TASK: Quote the records that follow in full and exactly; leave out the pictures.
- Opening Delimiter -
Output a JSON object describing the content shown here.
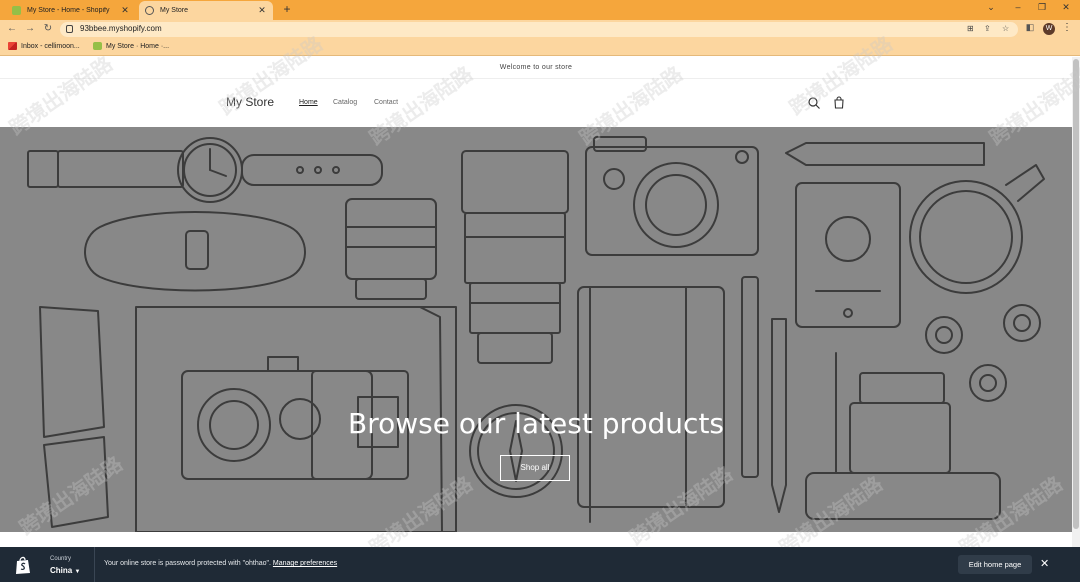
{
  "browser": {
    "tabs": [
      {
        "title": "My Store - Home - Shopify",
        "active": false
      },
      {
        "title": "My Store",
        "active": true
      }
    ],
    "url": "93bbee.myshopify.com",
    "profile_initial": "W",
    "bookmarks": [
      {
        "label": "Inbox - cellimoon..."
      },
      {
        "label": "My Store · Home ·..."
      }
    ],
    "accent": "#f5a63c"
  },
  "store": {
    "announcement": "Welcome to our store",
    "logo": "My Store",
    "nav": [
      "Home",
      "Catalog",
      "Contact"
    ],
    "hero": {
      "title": "Browse our latest products",
      "button": "Shop all"
    }
  },
  "admin_bar": {
    "country_label": "Country",
    "country_value": "China",
    "message": "Your online store is password protected with \"ohthao\". ",
    "link": "Manage preferences",
    "edit_button": "Edit home page"
  },
  "watermark_text": "跨境出海陆路"
}
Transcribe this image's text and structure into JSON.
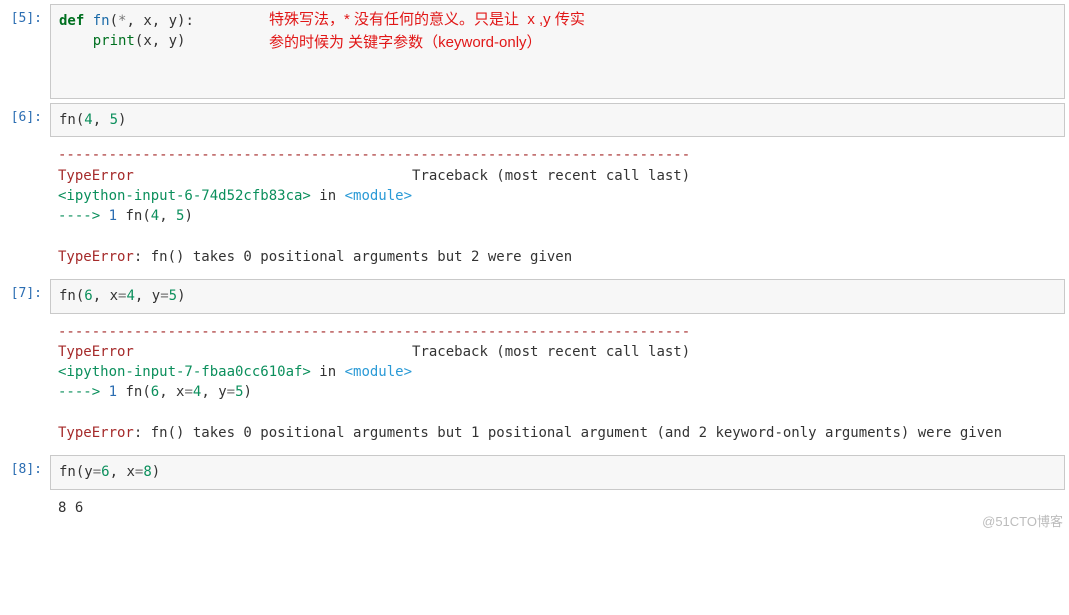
{
  "cells": [
    {
      "prompt": "[5]:",
      "annotation": "特殊写法，* 没有任何的意义。只是让  x ,y 传实\n参的时候为 关键字参数（keyword-only）"
    },
    {
      "prompt": "[6]:"
    },
    {
      "prompt": "[7]:"
    },
    {
      "prompt": "[8]:"
    }
  ],
  "code": {
    "c5": {
      "def": "def",
      "fn": " fn",
      "sig_open": "(",
      "star": "*",
      "c1": ", x, y",
      "sig_close": ")",
      "colon": ":",
      "indent": "    ",
      "print": "print",
      "p_open": "(",
      "args": "x, y",
      "p_close": ")"
    },
    "c6": {
      "fn": "fn",
      "open": "(",
      "a": "4",
      "c": ", ",
      "b": "5",
      "close": ")"
    },
    "c7": {
      "fn": "fn",
      "open": "(",
      "a": "6",
      "c1": ", x",
      "eq1": "=",
      "v1": "4",
      "c2": ", y",
      "eq2": "=",
      "v2": "5",
      "close": ")"
    },
    "c8": {
      "fn": "fn",
      "open": "(",
      "k1": "y",
      "eq1": "=",
      "v1": "6",
      "c": ", ",
      "k2": "x",
      "eq2": "=",
      "v2": "8",
      "close": ")"
    }
  },
  "tb": {
    "dash": "---------------------------------------------------------------------------",
    "type": "TypeError",
    "tbtext": "Traceback (most recent call last)",
    "loc6": "<ipython-input-6-74d52cfb83ca>",
    "loc7": "<ipython-input-7-fbaa0cc610af>",
    "in": " in ",
    "module": "<module>",
    "arrow": "----> ",
    "lineno": "1",
    "call6_fn": " fn",
    "call6_open": "(",
    "call6_a": "4",
    "call6_c": ", ",
    "call6_b": "5",
    "call6_close": ")",
    "call7_fn": " fn",
    "call7_open": "(",
    "call7_a": "6",
    "call7_c1": ", x",
    "call7_eq1": "=",
    "call7_v1": "4",
    "call7_c2": ", y",
    "call7_eq2": "=",
    "call7_v2": "5",
    "call7_close": ")",
    "msg6": ": fn() takes 0 positional arguments but 2 were given",
    "msg7": ": fn() takes 0 positional arguments but 1 positional argument (and 2 keyword-only arguments) were given"
  },
  "out8": "8 6",
  "watermark": "@51CTO博客"
}
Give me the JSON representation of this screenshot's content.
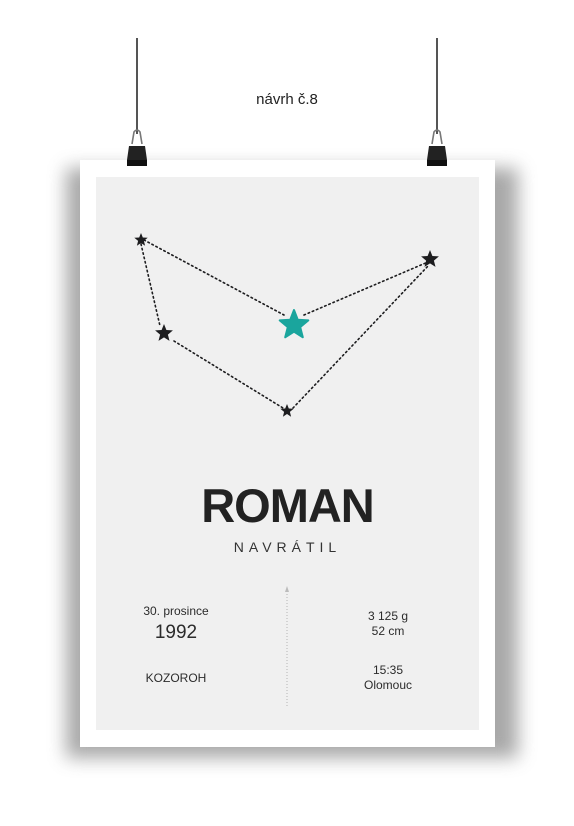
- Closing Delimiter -
SOLUTION TO THIS PROBLEM:
Output a JSON object describing the content shown here.
{
  "browser": {
    "tabs": [
      {
        "title": "My Store - Home - Shopify",
        "active": false
      },
      {
        "title": "My Store",
        "active": true
      }
    ],
    "url": "93bbee.myshopify.com",
    "profile_initial": "W",
    "bookmarks": [
      {
        "label": "Inbox - cellimoon..."
      },
      {
        "label": "My Store · Home ·..."
      }
    ],
    "accent": "#f5a63c"
  },
  "store": {
    "announcement": "Welcome to our store",
    "logo": "My Store",
    "nav": [
      "Home",
      "Catalog",
      "Contact"
    ],
    "hero": {
      "title": "Browse our latest products",
      "button": "Shop all"
    }
  },
  "admin_bar": {
    "country_label": "Country",
    "country_value": "China",
    "message": "Your online store is password protected with \"ohthao\". ",
    "link": "Manage preferences",
    "edit_button": "Edit home page"
  },
  "watermark_text": "跨境出海陆路"
}
Transcribe this image's text and structure into JSON.
{
  "cells": [
    {
      "prompt": "[5]:",
      "annotation": "特殊写法，* 没有任何的意义。只是让  x ,y 传实\n参的时候为 关键字参数（keyword-only）"
    },
    {
      "prompt": "[6]:"
    },
    {
      "prompt": "[7]:"
    },
    {
      "prompt": "[8]:"
    }
  ],
  "code": {
    "c5": {
      "def": "def",
      "fn": " fn",
      "sig_open": "(",
      "star": "*",
      "c1": ", x, y",
      "sig_close": ")",
      "colon": ":",
      "indent": "    ",
      "print": "print",
      "p_open": "(",
      "args": "x, y",
      "p_close": ")"
    },
    "c6": {
      "fn": "fn",
      "open": "(",
      "a": "4",
      "c": ", ",
      "b": "5",
      "close": ")"
    },
    "c7": {
      "fn": "fn",
      "open": "(",
      "a": "6",
      "c1": ", x",
      "eq1": "=",
      "v1": "4",
      "c2": ", y",
      "eq2": "=",
      "v2": "5",
      "close": ")"
    },
    "c8": {
      "fn": "fn",
      "open": "(",
      "k1": "y",
      "eq1": "=",
      "v1": "6",
      "c": ", ",
      "k2": "x",
      "eq2": "=",
      "v2": "8",
      "close": ")"
    }
  },
  "tb": {
    "dash": "---------------------------------------------------------------------------",
    "type": "TypeError",
    "tbtext": "Traceback (most recent call last)",
    "loc6": "<ipython-input-6-74d52cfb83ca>",
    "loc7": "<ipython-input-7-fbaa0cc610af>",
    "in": " in ",
    "module": "<module>",
    "arrow": "----> ",
    "lineno": "1",
    "call6_fn": " fn",
    "call6_open": "(",
    "call6_a": "4",
    "call6_c": ", ",
    "call6_b": "5",
    "call6_close": ")",
    "call7_fn": " fn",
    "call7_open": "(",
    "call7_a": "6",
    "call7_c1": ", x",
    "call7_eq1": "=",
    "call7_v1": "4",
    "call7_c2": ", y",
    "call7_eq2": "=",
    "call7_v2": "5",
    "call7_close": ")",
    "msg6": ": fn() takes 0 positional arguments but 2 were given",
    "msg7": ": fn() takes 0 positional arguments but 1 positional argument (and 2 keyword-only arguments) were given"
  },
  "out8": "8 6",
  "watermark": "@51CTO博客"
}
Give me the JSON representation of this screenshot's content.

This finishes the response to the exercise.